Words can kill!

News media plays an important role in perpetuating genocide or enhancing peaceful dialogues amongst groups of feuding generations.

The current debates on the agreement that has been reached between the Namibian and German governments regarding the 1904-1908 genocide, require sober dialogue and more so, responsible journalism that does not incite and stir emotions for a civil uprising.

We are cognisant of the fact that opposition politicians and several genocide interest groups in Namibia have slammed the government’s dealings with Germany under which Berlin officially acknowledged early 20th-century genocide by colonial troops and agreed to an N$18 billion settlement.

Equally so, some government-recognised traditional leaders, who also participated in reparation negotiations, have refused to endorse the agreement reached between Namibian and German authorities, making it difficult for government to forge ahead with the deal.

We do not encourage the notion of self-censorship as a means of  promoting peace and repairing the damage inflicted on Namibians during the German genocide.

While this is so, the media should not be a catalyst and a platform through which those disgruntled push for land grabs, civil unrest and have opportunities to insult others. At the very least, we need to learn from the Rwandan genocide of 1994 where the media has been credited with a critical and adverse role in both inciting and prolonging the violence.

Although many years have passed since our genocide, the Rwandan genocide still has much to teach us about the centrality of media in cases of state violence where an analysis of media opens up important discussions about violence prevention, the regulation of hate speech, and the appropriate forms of intervention.

What is particularly also important is for the media to realise that this issue is sensitive to the affected groups. We are reminded that in the genocide period, German colonial forces in what was then known as South-West Africa brutally quashed a rebellion spearheaded by the Ovaherero and Nama tribes against the seizing of land and livestock by colonists, killing at least 65 000 Ovaherero and 10 000 Nama people. Researchers estimate that as many as 80 percent of the Ovaherero and half of the Nama people were killed.

Verily, we have witnessed that the aspiration not to promote or incite discrimination is one of the cardinal principles of ethical journalism but, nevertheless, some journalists still make political propaganda for violent groups and media still become weapons of intolerance. In a complex news environment journalists are sometimes casual victims of prejudice and political manipulation.

Too often, ignorance and a lack of appreciation of different views and beliefs lead to media stereotypes that reinforce political violence inciters and strengthen the appeal of political extremists.

With great potential to inflate emotions, the genocide debate now, more than ever, needs a media that is responsible to its call of duty critical in providing the public with full, reliable and non-partisan information.

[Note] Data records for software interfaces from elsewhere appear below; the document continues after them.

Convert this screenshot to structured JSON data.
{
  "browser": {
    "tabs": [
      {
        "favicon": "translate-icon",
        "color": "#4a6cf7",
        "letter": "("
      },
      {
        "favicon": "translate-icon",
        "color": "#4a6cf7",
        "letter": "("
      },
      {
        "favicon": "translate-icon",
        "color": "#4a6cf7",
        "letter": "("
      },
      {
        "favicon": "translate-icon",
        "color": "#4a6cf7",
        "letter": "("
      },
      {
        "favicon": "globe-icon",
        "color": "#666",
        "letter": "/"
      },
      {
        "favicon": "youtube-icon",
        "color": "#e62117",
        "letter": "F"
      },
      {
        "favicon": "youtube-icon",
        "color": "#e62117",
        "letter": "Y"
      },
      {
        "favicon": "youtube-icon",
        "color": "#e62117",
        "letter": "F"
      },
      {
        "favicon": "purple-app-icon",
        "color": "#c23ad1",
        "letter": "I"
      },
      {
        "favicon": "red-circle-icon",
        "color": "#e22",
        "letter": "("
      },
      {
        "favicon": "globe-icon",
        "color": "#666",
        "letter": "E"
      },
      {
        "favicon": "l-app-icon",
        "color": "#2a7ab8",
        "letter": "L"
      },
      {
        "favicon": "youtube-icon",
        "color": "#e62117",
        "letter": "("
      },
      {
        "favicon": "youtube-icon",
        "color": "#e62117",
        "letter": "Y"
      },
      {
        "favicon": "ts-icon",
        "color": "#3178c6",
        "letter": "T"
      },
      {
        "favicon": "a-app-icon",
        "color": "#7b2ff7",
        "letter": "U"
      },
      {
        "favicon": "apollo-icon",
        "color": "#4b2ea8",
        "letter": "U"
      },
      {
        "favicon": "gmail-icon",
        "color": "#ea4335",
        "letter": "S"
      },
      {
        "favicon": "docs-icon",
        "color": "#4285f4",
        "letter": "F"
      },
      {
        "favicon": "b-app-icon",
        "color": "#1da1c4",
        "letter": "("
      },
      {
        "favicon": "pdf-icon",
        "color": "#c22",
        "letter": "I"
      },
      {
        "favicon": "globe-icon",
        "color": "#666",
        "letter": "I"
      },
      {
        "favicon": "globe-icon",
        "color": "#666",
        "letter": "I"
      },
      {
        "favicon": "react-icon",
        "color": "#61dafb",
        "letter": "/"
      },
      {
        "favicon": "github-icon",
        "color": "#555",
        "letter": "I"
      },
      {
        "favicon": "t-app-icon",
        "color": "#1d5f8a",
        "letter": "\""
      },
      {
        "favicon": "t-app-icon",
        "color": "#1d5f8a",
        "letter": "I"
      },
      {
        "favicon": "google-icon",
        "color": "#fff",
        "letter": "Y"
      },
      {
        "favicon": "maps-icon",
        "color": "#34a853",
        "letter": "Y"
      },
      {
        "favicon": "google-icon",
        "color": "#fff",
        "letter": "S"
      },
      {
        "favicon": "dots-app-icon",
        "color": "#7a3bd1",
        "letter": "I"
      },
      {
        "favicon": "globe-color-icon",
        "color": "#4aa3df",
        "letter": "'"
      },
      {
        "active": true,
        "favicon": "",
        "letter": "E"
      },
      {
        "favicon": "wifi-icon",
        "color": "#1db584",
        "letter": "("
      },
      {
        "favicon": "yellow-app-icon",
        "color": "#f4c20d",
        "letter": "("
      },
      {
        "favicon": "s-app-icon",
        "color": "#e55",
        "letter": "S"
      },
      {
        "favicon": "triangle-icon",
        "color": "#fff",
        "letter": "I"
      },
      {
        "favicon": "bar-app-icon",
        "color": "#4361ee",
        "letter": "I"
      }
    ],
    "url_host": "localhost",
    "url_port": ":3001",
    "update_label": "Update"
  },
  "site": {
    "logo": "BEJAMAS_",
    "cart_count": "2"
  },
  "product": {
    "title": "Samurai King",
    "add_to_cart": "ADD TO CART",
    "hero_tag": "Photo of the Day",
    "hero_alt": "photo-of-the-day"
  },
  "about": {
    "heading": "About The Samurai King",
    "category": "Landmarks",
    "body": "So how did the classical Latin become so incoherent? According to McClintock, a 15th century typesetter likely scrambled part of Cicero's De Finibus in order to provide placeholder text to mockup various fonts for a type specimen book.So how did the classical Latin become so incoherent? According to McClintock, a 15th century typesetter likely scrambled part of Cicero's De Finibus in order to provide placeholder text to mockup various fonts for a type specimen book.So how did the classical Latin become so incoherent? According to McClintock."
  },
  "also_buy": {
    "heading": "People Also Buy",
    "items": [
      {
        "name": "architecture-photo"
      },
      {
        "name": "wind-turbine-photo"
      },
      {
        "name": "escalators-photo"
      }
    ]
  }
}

In this time, Namibian mainstream media needs to apply conflict sensitive journalism which provides the public with more comprehensive, neutral and accurate information on the genocide negotiations at the expense of individual views that are aimed at threatening and fuelling violence.